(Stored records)
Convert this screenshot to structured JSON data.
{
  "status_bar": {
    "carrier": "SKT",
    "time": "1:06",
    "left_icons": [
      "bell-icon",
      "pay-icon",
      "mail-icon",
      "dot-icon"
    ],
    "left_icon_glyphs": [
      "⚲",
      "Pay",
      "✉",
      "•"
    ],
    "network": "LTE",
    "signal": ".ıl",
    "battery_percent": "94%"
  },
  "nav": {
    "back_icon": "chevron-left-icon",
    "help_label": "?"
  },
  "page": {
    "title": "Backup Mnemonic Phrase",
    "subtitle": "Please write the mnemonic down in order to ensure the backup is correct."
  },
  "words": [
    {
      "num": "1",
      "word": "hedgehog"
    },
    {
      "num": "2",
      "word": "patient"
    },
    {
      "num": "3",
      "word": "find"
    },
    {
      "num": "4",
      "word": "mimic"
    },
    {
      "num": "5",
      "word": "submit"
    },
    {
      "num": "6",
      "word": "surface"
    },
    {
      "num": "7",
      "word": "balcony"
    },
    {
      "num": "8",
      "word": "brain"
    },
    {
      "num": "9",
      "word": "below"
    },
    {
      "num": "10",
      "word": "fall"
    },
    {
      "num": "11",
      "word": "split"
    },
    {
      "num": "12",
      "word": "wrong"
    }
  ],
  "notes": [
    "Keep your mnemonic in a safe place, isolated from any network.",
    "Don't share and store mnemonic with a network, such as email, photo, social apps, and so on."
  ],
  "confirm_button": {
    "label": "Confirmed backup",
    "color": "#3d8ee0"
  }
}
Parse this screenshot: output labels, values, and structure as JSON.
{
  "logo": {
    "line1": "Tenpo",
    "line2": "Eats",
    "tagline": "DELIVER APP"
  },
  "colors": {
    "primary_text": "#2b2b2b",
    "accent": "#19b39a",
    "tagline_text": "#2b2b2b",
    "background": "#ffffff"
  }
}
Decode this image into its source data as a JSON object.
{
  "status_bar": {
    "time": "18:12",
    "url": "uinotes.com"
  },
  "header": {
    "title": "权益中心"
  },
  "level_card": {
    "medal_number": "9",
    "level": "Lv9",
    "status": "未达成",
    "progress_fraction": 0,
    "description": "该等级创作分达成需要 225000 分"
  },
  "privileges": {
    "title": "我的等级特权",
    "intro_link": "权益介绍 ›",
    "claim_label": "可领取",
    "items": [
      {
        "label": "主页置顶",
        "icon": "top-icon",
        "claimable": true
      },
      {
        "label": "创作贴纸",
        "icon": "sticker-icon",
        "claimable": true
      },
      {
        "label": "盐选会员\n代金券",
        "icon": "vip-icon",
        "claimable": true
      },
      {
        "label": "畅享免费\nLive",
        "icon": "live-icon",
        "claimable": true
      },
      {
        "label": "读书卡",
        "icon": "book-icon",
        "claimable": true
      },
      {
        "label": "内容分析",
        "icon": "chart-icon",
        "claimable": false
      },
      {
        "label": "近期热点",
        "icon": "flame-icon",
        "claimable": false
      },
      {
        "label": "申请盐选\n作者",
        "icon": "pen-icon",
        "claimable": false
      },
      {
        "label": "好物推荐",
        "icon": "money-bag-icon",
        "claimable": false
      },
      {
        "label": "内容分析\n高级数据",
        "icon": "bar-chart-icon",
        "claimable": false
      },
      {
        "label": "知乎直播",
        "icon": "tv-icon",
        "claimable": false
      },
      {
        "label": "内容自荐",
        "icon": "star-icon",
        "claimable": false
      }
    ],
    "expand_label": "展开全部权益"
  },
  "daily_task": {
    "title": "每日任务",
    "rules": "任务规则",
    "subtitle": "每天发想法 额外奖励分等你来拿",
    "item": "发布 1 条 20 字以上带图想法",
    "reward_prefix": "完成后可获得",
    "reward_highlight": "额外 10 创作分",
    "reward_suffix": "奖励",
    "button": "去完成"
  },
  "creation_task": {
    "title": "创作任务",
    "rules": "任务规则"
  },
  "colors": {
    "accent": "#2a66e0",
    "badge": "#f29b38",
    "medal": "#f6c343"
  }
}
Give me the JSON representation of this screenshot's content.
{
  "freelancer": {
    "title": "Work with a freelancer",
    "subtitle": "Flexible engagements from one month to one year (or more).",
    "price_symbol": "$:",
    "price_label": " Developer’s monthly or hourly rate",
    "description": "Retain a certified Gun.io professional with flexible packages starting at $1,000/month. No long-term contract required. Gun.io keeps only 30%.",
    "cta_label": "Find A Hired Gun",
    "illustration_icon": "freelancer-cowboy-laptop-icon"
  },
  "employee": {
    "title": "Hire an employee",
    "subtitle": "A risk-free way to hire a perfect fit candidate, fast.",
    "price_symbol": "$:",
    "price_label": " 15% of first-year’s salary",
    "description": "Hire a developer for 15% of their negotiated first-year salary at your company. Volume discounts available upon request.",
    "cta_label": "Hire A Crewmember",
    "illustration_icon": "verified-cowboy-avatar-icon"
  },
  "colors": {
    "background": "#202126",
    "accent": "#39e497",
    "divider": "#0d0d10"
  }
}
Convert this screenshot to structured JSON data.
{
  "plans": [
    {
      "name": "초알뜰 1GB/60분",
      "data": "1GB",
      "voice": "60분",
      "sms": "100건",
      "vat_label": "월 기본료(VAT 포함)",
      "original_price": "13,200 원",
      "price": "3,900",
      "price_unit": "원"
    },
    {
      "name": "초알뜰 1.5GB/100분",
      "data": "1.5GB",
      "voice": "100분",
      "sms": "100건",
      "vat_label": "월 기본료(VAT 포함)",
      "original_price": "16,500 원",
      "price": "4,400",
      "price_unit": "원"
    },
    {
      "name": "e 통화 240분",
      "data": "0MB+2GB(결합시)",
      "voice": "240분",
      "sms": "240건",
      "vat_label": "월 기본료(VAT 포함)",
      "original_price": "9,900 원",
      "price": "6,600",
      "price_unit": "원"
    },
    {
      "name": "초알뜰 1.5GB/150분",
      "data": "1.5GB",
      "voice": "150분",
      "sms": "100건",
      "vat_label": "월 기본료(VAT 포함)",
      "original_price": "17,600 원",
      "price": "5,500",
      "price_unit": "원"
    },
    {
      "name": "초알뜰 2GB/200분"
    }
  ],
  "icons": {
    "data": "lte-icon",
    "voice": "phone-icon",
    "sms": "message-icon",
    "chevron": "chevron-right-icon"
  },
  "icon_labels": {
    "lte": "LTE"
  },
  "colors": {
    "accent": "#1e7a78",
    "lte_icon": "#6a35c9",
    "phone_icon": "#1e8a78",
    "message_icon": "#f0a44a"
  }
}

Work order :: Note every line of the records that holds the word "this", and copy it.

Answer to the problem ::
Convert this screenshot to structured JSON data.
Parse this screenshot: output labels, values, and structure as JSON.
Decode this image into its source data as a JSON object.
Give me the JSON representation of this screenshot's content.
Convert this screenshot to structured JSON data.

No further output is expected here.